* _Directions for this task_: Without changing anything, output the records below.

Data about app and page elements
......
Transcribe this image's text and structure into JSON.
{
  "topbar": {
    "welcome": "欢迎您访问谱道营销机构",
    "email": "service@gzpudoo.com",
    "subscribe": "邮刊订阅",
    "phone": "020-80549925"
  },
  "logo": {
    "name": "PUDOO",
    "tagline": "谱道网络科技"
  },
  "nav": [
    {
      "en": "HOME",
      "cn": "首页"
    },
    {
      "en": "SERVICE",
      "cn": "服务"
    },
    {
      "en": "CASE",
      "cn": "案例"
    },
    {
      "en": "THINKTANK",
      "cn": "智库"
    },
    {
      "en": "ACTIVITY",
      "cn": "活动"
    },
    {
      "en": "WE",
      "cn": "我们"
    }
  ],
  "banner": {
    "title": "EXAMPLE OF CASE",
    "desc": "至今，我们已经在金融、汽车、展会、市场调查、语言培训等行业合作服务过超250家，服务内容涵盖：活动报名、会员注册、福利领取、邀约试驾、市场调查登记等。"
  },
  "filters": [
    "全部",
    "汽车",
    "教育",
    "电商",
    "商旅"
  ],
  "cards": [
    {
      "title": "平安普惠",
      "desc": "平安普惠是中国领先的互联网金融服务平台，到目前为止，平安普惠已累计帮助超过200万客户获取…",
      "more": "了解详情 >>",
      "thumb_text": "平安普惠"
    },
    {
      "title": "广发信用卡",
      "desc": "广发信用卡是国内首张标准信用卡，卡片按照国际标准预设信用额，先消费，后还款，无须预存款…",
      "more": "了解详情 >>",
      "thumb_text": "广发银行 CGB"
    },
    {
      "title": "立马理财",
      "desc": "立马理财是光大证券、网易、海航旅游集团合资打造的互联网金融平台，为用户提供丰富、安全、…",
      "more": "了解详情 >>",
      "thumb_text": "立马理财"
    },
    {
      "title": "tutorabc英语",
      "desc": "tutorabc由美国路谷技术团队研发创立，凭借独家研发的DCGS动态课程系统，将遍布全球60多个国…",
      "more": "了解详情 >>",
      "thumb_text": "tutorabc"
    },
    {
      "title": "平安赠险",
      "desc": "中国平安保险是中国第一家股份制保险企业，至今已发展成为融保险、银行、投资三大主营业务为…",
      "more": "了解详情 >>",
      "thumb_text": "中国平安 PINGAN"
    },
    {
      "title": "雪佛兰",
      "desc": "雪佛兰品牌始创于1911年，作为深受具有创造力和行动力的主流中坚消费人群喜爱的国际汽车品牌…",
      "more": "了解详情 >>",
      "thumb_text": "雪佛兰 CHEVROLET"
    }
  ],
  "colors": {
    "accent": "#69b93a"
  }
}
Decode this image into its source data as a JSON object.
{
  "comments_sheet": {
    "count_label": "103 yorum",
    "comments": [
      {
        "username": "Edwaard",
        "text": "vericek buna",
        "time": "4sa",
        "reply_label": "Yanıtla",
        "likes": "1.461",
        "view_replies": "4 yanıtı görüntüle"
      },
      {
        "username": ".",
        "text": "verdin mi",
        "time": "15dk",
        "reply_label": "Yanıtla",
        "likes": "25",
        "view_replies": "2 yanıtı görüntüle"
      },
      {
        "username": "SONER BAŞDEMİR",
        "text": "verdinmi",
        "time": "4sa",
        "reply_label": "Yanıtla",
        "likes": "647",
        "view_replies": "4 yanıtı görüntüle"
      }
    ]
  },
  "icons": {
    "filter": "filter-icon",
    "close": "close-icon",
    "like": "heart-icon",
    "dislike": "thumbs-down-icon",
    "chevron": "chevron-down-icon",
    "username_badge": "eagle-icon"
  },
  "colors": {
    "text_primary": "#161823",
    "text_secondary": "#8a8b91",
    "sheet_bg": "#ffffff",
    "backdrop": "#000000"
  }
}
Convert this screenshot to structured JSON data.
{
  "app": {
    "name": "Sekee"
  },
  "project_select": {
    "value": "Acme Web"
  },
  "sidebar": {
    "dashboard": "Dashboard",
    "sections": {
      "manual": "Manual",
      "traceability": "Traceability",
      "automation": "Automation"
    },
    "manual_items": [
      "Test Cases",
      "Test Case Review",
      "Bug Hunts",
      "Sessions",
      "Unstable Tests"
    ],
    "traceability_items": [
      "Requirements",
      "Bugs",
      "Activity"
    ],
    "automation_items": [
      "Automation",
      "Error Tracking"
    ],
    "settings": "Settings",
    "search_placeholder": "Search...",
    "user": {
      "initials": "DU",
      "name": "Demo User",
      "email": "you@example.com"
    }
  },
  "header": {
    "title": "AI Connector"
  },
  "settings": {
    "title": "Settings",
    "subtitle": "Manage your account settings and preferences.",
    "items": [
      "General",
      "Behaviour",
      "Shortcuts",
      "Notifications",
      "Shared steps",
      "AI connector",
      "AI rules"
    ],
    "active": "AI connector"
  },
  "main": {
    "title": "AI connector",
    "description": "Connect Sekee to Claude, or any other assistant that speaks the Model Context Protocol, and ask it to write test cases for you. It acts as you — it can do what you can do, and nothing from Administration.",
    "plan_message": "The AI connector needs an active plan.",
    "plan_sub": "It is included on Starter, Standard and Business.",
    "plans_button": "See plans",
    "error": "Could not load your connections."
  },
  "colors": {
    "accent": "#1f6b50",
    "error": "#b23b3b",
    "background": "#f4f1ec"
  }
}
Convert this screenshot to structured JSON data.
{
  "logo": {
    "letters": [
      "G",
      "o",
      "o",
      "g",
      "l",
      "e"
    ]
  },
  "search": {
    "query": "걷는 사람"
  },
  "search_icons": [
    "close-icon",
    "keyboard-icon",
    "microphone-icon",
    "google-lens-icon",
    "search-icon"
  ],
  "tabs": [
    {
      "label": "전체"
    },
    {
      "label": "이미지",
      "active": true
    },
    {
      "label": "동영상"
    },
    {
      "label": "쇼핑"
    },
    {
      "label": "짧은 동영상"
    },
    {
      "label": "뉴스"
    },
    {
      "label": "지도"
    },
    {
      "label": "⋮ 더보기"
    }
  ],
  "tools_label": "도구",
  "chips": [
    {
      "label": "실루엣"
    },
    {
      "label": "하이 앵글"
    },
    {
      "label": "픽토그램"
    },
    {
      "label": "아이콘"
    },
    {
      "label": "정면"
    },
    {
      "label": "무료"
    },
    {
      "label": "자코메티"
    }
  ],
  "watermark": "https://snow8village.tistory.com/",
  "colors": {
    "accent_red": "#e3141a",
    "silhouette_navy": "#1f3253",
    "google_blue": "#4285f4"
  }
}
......
* _Response box_:
Transcribe this image's text and structure into JSON.
{
  "topbar": {
    "welcome": "欢迎您访问谱道营销机构",
    "email": "service@gzpudoo.com",
    "subscribe": "邮刊订阅",
    "phone": "020-80549925"
  },
  "logo": {
    "name": "PUDOO",
    "tagline": "谱道网络科技"
  },
  "nav": [
    {
      "en": "HOME",
      "cn": "首页"
    },
    {
      "en": "SERVICE",
      "cn": "服务"
    },
    {
      "en": "CASE",
      "cn": "案例"
    },
    {
      "en": "THINKTANK",
      "cn": "智库"
    },
    {
      "en": "ACTIVITY",
      "cn": "活动"
    },
    {
      "en": "WE",
      "cn": "我们"
    }
  ],
  "banner": {
    "title": "EXAMPLE OF CASE",
    "desc": "至今，我们已经在金融、汽车、展会、市场调查、语言培训等行业合作服务过超250家，服务内容涵盖：活动报名、会员注册、福利领取、邀约试驾、市场调查登记等。"
  },
  "filters": [
    "全部",
    "汽车",
    "教育",
    "电商",
    "商旅"
  ],
  "cards": [
    {
      "title": "平安普惠",
      "desc": "平安普惠是中国领先的互联网金融服务平台，到目前为止，平安普惠已累计帮助超过200万客户获取…",
      "more": "了解详情 >>",
      "thumb_text": "平安普惠"
    },
    {
      "title": "广发信用卡",
      "desc": "广发信用卡是国内首张标准信用卡，卡片按照国际标准预设信用额，先消费，后还款，无须预存款…",
      "more": "了解详情 >>",
      "thumb_text": "广发银行 CGB"
    },
    {
      "title": "立马理财",
      "desc": "立马理财是光大证券、网易、海航旅游集团合资打造的互联网金融平台，为用户提供丰富、安全、…",
      "more": "了解详情 >>",
      "thumb_text": "立马理财"
    },
    {
      "title": "tutorabc英语",
      "desc": "tutorabc由美国路谷技术团队研发创立，凭借独家研发的DCGS动态课程系统，将遍布全球60多个国…",
      "more": "了解详情 >>",
      "thumb_text": "tutorabc"
    },
    {
      "title": "平安赠险",
      "desc": "中国平安保险是中国第一家股份制保险企业，至今已发展成为融保险、银行、投资三大主营业务为…",
      "more": "了解详情 >>",
      "thumb_text": "中国平安 PINGAN"
    },
    {
      "title": "雪佛兰",
      "desc": "雪佛兰品牌始创于1911年，作为深受具有创造力和行动力的主流中坚消费人群喜爱的国际汽车品牌…",
      "more": "了解详情 >>",
      "thumb_text": "雪佛兰 CHEVROLET"
    }
  ],
  "colors": {
    "accent": "#69b93a"
  }
}
Decode this image into its source data as a JSON object.
{
  "comments_sheet": {
    "count_label": "103 yorum",
    "comments": [
      {
        "username": "Edwaard",
        "text": "vericek buna",
        "time": "4sa",
        "reply_label": "Yanıtla",
        "likes": "1.461",
        "view_replies": "4 yanıtı görüntüle"
      },
      {
        "username": ".",
        "text": "verdin mi",
        "time": "15dk",
        "reply_label": "Yanıtla",
        "likes": "25",
        "view_replies": "2 yanıtı görüntüle"
      },
      {
        "username": "SONER BAŞDEMİR",
        "text": "verdinmi",
        "time": "4sa",
        "reply_label": "Yanıtla",
        "likes": "647",
        "view_replies": "4 yanıtı görüntüle"
      }
    ]
  },
  "icons": {
    "filter": "filter-icon",
    "close": "close-icon",
    "like": "heart-icon",
    "dislike": "thumbs-down-icon",
    "chevron": "chevron-down-icon",
    "username_badge": "eagle-icon"
  },
  "colors": {
    "text_primary": "#161823",
    "text_secondary": "#8a8b91",
    "sheet_bg": "#ffffff",
    "backdrop": "#000000"
  }
}
Convert this screenshot to structured JSON data.
{
  "app": {
    "name": "Sekee"
  },
  "project_select": {
    "value": "Acme Web"
  },
  "sidebar": {
    "dashboard": "Dashboard",
    "sections": {
      "manual": "Manual",
      "traceability": "Traceability",
      "automation": "Automation"
    },
    "manual_items": [
      "Test Cases",
      "Test Case Review",
      "Bug Hunts",
      "Sessions",
      "Unstable Tests"
    ],
    "traceability_items": [
      "Requirements",
      "Bugs",
      "Activity"
    ],
    "automation_items": [
      "Automation",
      "Error Tracking"
    ],
    "settings": "Settings",
    "search_placeholder": "Search...",
    "user": {
      "initials": "DU",
      "name": "Demo User",
      "email": "you@example.com"
    }
  },
  "header": {
    "title": "AI Connector"
  },
  "settings": {
    "title": "Settings",
    "subtitle": "Manage your account settings and preferences.",
    "items": [
      "General",
      "Behaviour",
      "Shortcuts",
      "Notifications",
      "Shared steps",
      "AI connector",
      "AI rules"
    ],
    "active": "AI connector"
  },
  "main": {
    "title": "AI connector",
    "description": "Connect Sekee to Claude, or any other assistant that speaks the Model Context Protocol, and ask it to write test cases for you. It acts as you — it can do what you can do, and nothing from Administration.",
    "plan_message": "The AI connector needs an active plan.",
    "plan_sub": "It is included on Starter, Standard and Business.",
    "plans_button": "See plans",
    "error": "Could not load your connections."
  },
  "colors": {
    "accent": "#1f6b50",
    "error": "#b23b3b",
    "background": "#f4f1ec"
  }
}
Convert this screenshot to structured JSON data.
{
  "logo": {
    "letters": [
      "G",
      "o",
      "o",
      "g",
      "l",
      "e"
    ]
  },
  "search": {
    "query": "걷는 사람"
  },
  "search_icons": [
    "close-icon",
    "keyboard-icon",
    "microphone-icon",
    "google-lens-icon",
    "search-icon"
  ],
  "tabs": [
    {
      "label": "전체"
    },
    {
      "label": "이미지",
      "active": true
    },
    {
      "label": "동영상"
    },
    {
      "label": "쇼핑"
    },
    {
      "label": "짧은 동영상"
    },
    {
      "label": "뉴스"
    },
    {
      "label": "지도"
    },
    {
      "label": "⋮ 더보기"
    }
  ],
  "tools_label": "도구",
  "chips": [
    {
      "label": "실루엣"
    },
    {
      "label": "하이 앵글"
    },
    {
      "label": "픽토그램"
    },
    {
      "label": "아이콘"
    },
    {
      "label": "정면"
    },
    {
      "label": "무료"
    },
    {
      "label": "자코메티"
    }
  ],
  "watermark": "https://snow8village.tistory.com/",
  "colors": {
    "accent_red": "#e3141a",
    "silhouette_navy": "#1f3253",
    "google_blue": "#4285f4"
  }
}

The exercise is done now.